» **What is expected**:
Without the pictures, copy the entries below word for word.

» **Input data**:
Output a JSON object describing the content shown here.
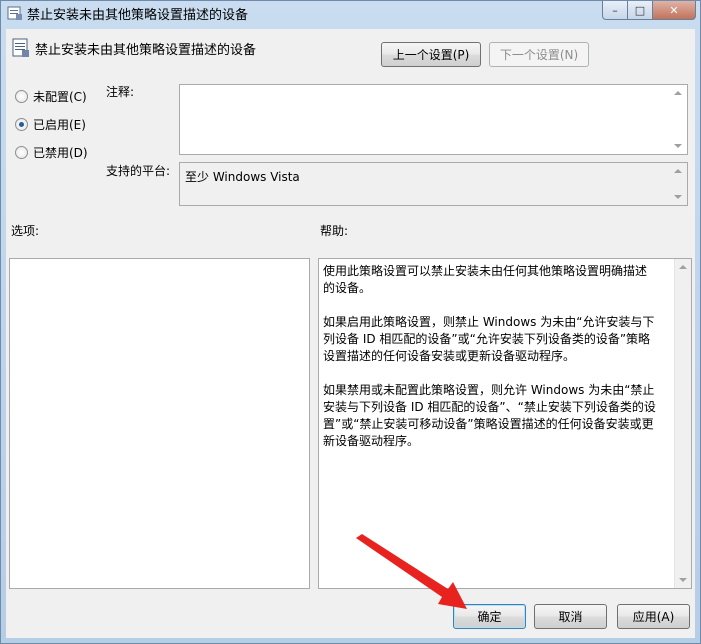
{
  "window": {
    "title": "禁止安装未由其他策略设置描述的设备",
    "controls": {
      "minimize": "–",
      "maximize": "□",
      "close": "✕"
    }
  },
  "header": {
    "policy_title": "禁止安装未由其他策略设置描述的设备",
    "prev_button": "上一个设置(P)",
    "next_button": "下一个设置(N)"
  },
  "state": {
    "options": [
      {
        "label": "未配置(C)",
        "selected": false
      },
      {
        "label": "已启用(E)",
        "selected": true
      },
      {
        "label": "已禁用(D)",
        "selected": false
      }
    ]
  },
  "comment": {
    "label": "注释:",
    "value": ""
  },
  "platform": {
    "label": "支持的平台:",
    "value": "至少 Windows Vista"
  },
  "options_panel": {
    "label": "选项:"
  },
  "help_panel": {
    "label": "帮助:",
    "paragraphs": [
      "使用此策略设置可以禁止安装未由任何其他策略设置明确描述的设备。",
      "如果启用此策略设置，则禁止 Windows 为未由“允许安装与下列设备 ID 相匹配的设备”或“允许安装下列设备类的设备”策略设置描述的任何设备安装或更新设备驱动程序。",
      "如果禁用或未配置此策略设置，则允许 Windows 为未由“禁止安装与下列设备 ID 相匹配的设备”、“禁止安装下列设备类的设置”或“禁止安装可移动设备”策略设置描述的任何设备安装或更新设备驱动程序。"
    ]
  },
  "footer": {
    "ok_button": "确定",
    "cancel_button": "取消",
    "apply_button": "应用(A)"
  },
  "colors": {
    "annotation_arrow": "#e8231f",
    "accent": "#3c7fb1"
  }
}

» **Expected output**:
Output a JSON object describing the content shown here.
{
  "window": {
    "title": "禁止安装未由其他策略设置描述的设备",
    "controls": {
      "minimize": "–",
      "maximize": "□",
      "close": "✕"
    }
  },
  "header": {
    "policy_title": "禁止安装未由其他策略设置描述的设备",
    "prev_button": "上一个设置(P)",
    "next_button": "下一个设置(N)"
  },
  "state": {
    "options": [
      {
        "label": "未配置(C)",
        "selected": false
      },
      {
        "label": "已启用(E)",
        "selected": true
      },
      {
        "label": "已禁用(D)",
        "selected": false
      }
    ]
  },
  "comment": {
    "label": "注释:",
    "value": ""
  },
  "platform": {
    "label": "支持的平台:",
    "value": "至少 Windows Vista"
  },
  "options_panel": {
    "label": "选项:"
  },
  "help_panel": {
    "label": "帮助:",
    "paragraphs": [
      "使用此策略设置可以禁止安装未由任何其他策略设置明确描述的设备。",
      "如果启用此策略设置，则禁止 Windows 为未由“允许安装与下列设备 ID 相匹配的设备”或“允许安装下列设备类的设备”策略设置描述的任何设备安装或更新设备驱动程序。",
      "如果禁用或未配置此策略设置，则允许 Windows 为未由“禁止安装与下列设备 ID 相匹配的设备”、“禁止安装下列设备类的设置”或“禁止安装可移动设备”策略设置描述的任何设备安装或更新设备驱动程序。"
    ]
  },
  "footer": {
    "ok_button": "确定",
    "cancel_button": "取消",
    "apply_button": "应用(A)"
  },
  "colors": {
    "annotation_arrow": "#e8231f",
    "accent": "#3c7fb1"
  }
}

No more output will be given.